My latest article for Campus Watch, which is posted today at Frontpage Magazine, takes a look at the changing (and not-so-changing) relationship between Middle East studies academia and contested Iranian president Mahmoud Ahmadinejad. It begins like so:
What a difference a popular uprising makes.
It seems like just yesterday that the Middle East studies establishment was busy defending Iran's theocratic regime and its president Mahmoud Ahmadinejad from the alleged predations of U.S. and Israeli foreign policy. Yet in the wake of the unrest in response to the stolen election, suddenly American academics have succumbed to intellectual honesty and moral clarity. Despite the best efforts of the Iranian regime to drum up conspiracy theories blaming the West for the uprising, the Iranians themselves have taken center stage.

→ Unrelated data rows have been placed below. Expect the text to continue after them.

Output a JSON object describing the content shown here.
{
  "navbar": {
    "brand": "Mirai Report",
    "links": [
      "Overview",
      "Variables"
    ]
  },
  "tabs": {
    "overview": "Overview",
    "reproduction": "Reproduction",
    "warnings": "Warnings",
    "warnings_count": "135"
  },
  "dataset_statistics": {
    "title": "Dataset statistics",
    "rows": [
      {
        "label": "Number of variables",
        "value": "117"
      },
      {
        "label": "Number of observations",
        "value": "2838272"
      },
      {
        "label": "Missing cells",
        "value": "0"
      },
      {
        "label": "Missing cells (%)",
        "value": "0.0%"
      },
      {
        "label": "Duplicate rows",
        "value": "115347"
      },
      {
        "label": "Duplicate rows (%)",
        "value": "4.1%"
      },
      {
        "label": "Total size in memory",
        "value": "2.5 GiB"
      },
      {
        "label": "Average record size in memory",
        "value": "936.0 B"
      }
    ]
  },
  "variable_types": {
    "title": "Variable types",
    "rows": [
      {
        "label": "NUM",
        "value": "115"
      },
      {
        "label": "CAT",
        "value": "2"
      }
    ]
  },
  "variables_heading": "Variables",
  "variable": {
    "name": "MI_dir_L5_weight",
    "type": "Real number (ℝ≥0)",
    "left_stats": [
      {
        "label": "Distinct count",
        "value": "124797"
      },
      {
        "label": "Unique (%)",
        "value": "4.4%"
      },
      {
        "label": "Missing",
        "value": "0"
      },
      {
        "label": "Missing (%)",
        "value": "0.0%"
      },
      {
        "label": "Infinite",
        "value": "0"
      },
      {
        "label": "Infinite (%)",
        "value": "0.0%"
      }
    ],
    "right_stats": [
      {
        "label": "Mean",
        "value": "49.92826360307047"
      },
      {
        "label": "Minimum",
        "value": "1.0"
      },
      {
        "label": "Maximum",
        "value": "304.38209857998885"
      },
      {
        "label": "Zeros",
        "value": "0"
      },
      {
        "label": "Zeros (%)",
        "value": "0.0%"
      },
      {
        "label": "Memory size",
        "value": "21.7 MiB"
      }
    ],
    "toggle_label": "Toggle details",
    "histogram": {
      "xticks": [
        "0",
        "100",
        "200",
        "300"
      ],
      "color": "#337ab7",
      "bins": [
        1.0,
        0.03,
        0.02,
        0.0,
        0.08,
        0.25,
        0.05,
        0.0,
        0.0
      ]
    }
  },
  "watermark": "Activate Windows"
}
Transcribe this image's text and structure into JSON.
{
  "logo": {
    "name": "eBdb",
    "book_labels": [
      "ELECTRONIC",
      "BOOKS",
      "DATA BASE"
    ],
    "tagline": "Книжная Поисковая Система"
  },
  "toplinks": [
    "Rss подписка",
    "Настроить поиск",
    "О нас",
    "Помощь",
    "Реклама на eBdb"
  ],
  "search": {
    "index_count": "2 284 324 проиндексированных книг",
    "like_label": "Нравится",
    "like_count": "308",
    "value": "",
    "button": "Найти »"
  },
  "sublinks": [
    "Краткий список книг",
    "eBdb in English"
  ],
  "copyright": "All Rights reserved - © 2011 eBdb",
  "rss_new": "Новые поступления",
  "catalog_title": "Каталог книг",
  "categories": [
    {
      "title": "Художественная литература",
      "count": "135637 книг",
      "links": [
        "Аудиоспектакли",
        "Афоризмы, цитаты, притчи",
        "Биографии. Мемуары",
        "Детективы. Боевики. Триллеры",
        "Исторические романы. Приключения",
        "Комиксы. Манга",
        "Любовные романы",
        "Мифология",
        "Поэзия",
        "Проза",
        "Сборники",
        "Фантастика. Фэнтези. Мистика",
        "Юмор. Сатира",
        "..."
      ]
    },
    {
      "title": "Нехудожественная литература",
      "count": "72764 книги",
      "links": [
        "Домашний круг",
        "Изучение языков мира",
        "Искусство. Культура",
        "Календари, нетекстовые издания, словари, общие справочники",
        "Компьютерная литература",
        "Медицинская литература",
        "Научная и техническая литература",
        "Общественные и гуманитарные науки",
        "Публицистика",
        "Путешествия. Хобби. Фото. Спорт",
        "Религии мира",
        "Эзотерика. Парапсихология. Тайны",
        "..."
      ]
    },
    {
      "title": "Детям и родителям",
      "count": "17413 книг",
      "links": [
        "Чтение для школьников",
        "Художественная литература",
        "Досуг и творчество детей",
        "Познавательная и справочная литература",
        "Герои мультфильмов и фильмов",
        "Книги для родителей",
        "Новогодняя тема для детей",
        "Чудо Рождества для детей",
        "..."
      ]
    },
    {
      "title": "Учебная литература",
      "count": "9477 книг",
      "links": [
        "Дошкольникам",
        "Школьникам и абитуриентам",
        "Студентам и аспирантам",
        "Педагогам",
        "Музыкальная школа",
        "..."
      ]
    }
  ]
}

This signals quite a shift. When Ahmadinejad, the supposedly elected leader at the heart of the current crisis in Iran, spoke at Columbia University in September 2007, his appearance was applauded by many academic apologists as a means of "reaching out."